I love a good horror film, and I don't often see good ones these days. So many horror films have jumped on the "torture porn" bandwagon, and have replaced suspense, tension, and an exploration of the darkest parts of human nature with outrageous gory stunts being performed on half-baked characters (Yes, makers of the "Saw" franchise, I'm talking to you!)
"Stoic" is a horror film in the truest sense of the word, because it is a truly horrifying depiction of the darkest, sickest, most cruel and cowardly aspects of human nature. Four petty criminals (not murderers or rapists, but in jail for minor drug offenses, robbery, etc) sit alone in a cell, going about their normal routine of shooting the breeze and playing cards. When one of the foursome places a bet that involves the cost of an unpleasant act (the eating of some toothpaste) and then refuses to follow through, it sets in motion a series of acts which begin as unpleasant, and quickly escalate into abuse, beatings, torture, rape, and murder.
The film does a good job of making the series of events seem believable. The young men are all caged, angry, scared, and, most of all, determined to maintain their reputations as tough and a part of the group. Whenever any of the characters display a slight sense of apprehension or conscience, the other characters are quick to instill in them the fear of the consequences of going against the pack. The film cuts from the showing of the events that led up to the death of the victim with interviews with the three perpetrators following the crime. Ultimately, each of the characters is processing the events in a different way, which vary from cold detachment, complete denial, and sniveling regret.
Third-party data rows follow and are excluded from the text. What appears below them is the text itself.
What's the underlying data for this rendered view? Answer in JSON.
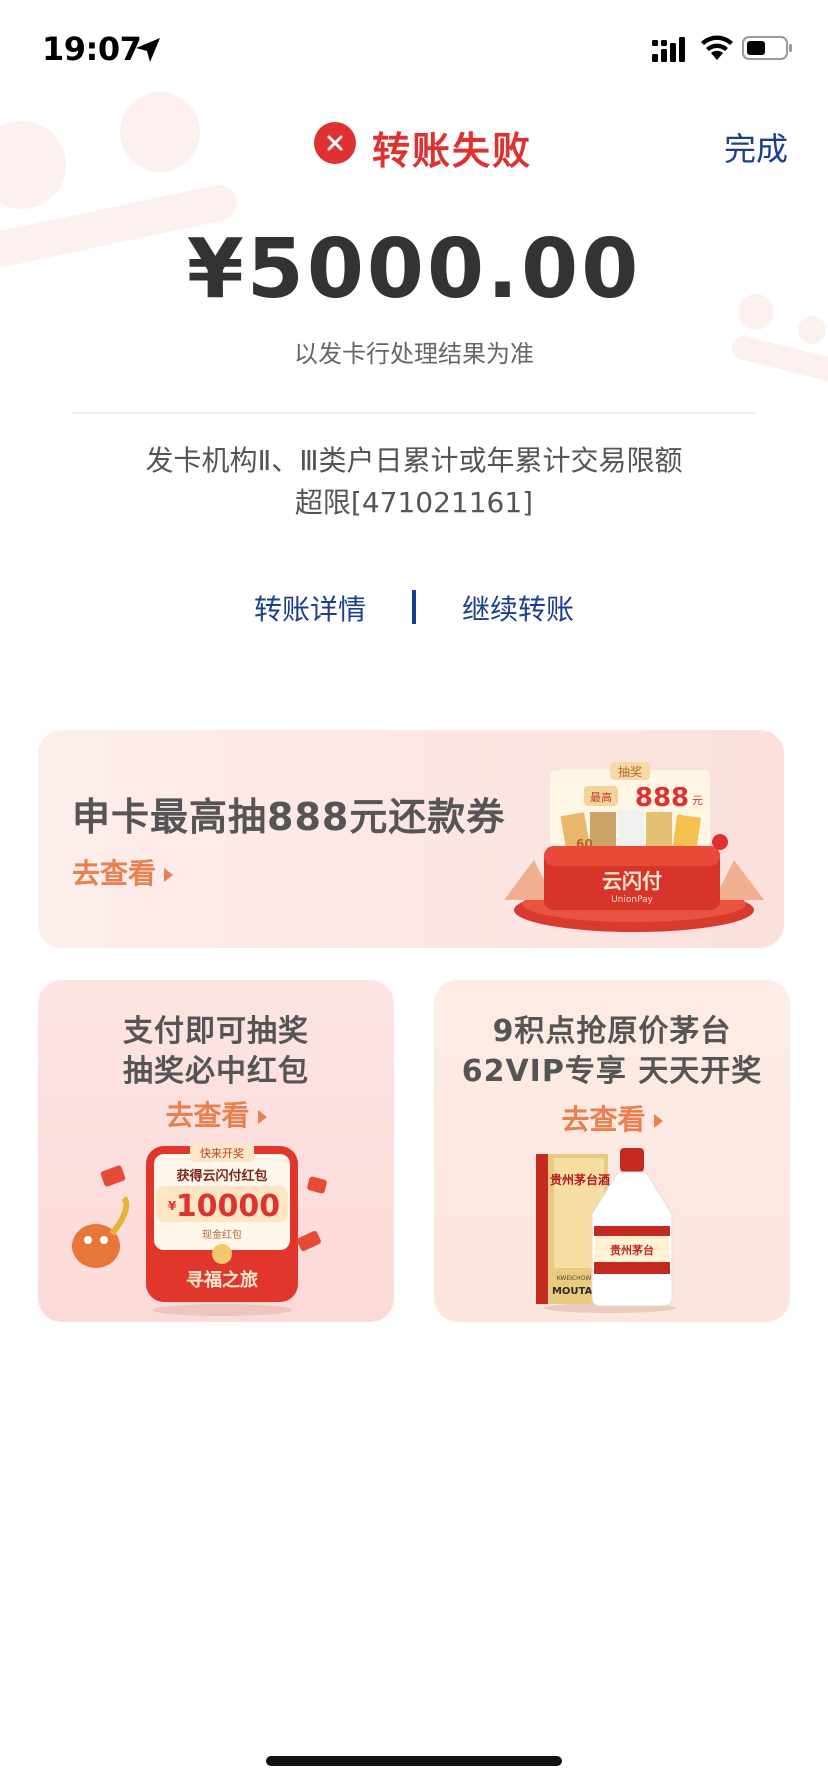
{
  "status_bar": {
    "time": "19:07"
  },
  "header": {
    "title": "转账失败",
    "done_label": "完成"
  },
  "transfer": {
    "amount": "¥5000.00",
    "note": "以发卡行处理结果为准",
    "error_line1": "发卡机构Ⅱ、Ⅲ类户日累计或年累计交易限额",
    "error_line2": "超限[471021161]"
  },
  "links": {
    "details": "转账详情",
    "continue": "继续转账"
  },
  "promo": {
    "title": "申卡最高抽888元还款券",
    "link": "去查看",
    "illus": {
      "tag": "抽奖",
      "badge": "最高",
      "amount": "888",
      "unit": "元",
      "brand": "云闪付",
      "brand_en": "UnionPay",
      "chip": "60"
    }
  },
  "cards": [
    {
      "line1": "支付即可抽奖",
      "line2": "抽奖必中红包",
      "link": "去查看",
      "illus": {
        "tag": "快来开奖",
        "caption": "获得云闪付红包",
        "currency": "¥",
        "amount": "10000",
        "sub": "现金红包",
        "brand": "寻福之旅"
      }
    },
    {
      "line1": "9积点抢原价茅台",
      "line2": "62VIP专享 天天开奖",
      "link": "去查看",
      "illus": {
        "box_title": "贵州茅台酒",
        "box_brand": "MOUTAI",
        "box_sub": "KWEICHOW",
        "bottle_label": "贵州茅台"
      }
    }
  ],
  "colors": {
    "error": "#e03131",
    "link": "#1c3e8e",
    "accent": "#e98050"
  }
}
Director Uwe Boll is about to release a film about Auschwitz. "Stoic" was probably good exercise for that film, since it depicts a microcosm of the kind of group psychosis which led to the events in Nazi Germany.